§ Work request:
Search the data for the string "subtitle" and extract every line where it appears.

Page and application data records
--*--
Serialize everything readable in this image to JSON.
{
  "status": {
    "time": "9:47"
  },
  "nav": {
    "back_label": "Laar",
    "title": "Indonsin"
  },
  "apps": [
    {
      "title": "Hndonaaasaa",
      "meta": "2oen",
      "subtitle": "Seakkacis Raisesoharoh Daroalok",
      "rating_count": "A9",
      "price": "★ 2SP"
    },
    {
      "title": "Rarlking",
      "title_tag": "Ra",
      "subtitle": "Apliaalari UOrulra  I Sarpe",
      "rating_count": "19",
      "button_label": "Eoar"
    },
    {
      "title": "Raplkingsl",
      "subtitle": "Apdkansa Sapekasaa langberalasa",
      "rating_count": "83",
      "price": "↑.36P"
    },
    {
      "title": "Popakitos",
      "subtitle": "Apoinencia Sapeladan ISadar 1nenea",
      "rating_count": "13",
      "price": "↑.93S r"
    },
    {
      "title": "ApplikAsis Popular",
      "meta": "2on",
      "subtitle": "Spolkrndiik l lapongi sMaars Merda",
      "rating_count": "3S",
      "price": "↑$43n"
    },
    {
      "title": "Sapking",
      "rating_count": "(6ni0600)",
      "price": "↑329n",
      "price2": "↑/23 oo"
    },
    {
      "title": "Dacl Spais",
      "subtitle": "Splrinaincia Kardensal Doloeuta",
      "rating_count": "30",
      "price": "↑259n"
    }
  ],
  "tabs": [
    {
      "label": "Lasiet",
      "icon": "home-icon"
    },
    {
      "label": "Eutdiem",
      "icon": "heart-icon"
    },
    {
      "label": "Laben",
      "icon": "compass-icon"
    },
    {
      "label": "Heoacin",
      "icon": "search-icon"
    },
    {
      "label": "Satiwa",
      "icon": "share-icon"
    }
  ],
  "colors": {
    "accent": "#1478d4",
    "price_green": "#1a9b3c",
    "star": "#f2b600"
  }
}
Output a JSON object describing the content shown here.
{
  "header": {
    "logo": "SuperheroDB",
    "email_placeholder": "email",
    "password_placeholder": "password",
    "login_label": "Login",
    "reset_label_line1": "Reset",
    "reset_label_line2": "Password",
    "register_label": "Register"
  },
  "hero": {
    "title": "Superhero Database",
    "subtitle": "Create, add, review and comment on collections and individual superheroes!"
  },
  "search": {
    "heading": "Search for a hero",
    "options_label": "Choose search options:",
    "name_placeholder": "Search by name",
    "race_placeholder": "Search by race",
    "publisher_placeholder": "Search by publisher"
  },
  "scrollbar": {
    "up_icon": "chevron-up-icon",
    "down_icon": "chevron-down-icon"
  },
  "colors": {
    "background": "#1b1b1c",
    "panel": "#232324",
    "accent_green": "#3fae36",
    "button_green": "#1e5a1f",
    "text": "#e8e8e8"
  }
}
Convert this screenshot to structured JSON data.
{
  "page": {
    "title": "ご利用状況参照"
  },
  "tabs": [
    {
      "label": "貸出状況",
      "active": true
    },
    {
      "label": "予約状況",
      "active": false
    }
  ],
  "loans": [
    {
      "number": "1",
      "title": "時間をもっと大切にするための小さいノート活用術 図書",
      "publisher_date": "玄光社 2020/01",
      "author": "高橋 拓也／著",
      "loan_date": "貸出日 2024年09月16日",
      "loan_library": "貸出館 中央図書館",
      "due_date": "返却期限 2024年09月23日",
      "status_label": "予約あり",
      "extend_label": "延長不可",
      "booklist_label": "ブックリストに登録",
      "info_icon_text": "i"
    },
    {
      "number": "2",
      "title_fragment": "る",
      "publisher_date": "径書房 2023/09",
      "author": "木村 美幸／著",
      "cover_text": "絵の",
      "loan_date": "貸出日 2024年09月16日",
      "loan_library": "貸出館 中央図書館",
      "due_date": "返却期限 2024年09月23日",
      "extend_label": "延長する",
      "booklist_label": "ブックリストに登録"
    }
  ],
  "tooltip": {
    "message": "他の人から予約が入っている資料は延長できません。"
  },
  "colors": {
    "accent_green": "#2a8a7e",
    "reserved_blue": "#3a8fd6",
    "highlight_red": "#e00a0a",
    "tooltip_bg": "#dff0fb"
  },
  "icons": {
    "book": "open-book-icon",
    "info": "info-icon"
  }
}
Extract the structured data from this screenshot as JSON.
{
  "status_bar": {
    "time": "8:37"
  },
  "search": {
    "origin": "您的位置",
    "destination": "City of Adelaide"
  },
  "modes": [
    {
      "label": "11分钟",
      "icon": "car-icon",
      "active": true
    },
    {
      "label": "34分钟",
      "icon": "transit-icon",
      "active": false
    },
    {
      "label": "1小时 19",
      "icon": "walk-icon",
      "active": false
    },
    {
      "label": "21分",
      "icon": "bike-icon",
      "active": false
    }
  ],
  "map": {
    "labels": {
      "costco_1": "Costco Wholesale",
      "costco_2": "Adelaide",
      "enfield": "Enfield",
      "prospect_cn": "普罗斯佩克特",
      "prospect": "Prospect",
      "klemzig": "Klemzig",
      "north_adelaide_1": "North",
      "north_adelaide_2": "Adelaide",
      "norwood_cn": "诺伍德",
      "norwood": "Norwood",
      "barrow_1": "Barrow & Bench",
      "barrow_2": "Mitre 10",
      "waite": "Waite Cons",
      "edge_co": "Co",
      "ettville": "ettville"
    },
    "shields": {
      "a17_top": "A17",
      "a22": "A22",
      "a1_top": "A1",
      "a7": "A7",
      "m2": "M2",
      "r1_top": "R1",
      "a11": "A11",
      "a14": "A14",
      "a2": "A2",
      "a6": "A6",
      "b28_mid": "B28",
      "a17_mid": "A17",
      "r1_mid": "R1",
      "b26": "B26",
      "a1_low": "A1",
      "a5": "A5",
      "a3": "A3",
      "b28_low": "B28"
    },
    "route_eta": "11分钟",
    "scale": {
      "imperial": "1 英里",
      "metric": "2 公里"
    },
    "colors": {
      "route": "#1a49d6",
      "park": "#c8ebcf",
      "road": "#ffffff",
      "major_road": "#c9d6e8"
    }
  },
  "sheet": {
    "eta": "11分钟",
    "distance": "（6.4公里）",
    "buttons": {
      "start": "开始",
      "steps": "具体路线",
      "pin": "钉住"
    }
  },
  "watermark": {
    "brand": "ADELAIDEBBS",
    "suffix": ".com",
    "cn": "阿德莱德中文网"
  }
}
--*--
§ Exercise response:
      "subtitle": "Seakkacis Raisesoharoh Daroalok",
      "subtitle": "Apliaalari UOrulra  I Sarpe",
      "subtitle": "Apdkansa Sapekasaa langberalasa",
      "subtitle": "Apoinencia Sapeladan ISadar 1nenea",
      "subtitle": "Spolkrndiik l lapongi sMaars Merda",
      "subtitle": "Splrinaincia Kardensal Doloeuta",
    "subtitle": "Create, add, review and comment on collections and individual superheroes!"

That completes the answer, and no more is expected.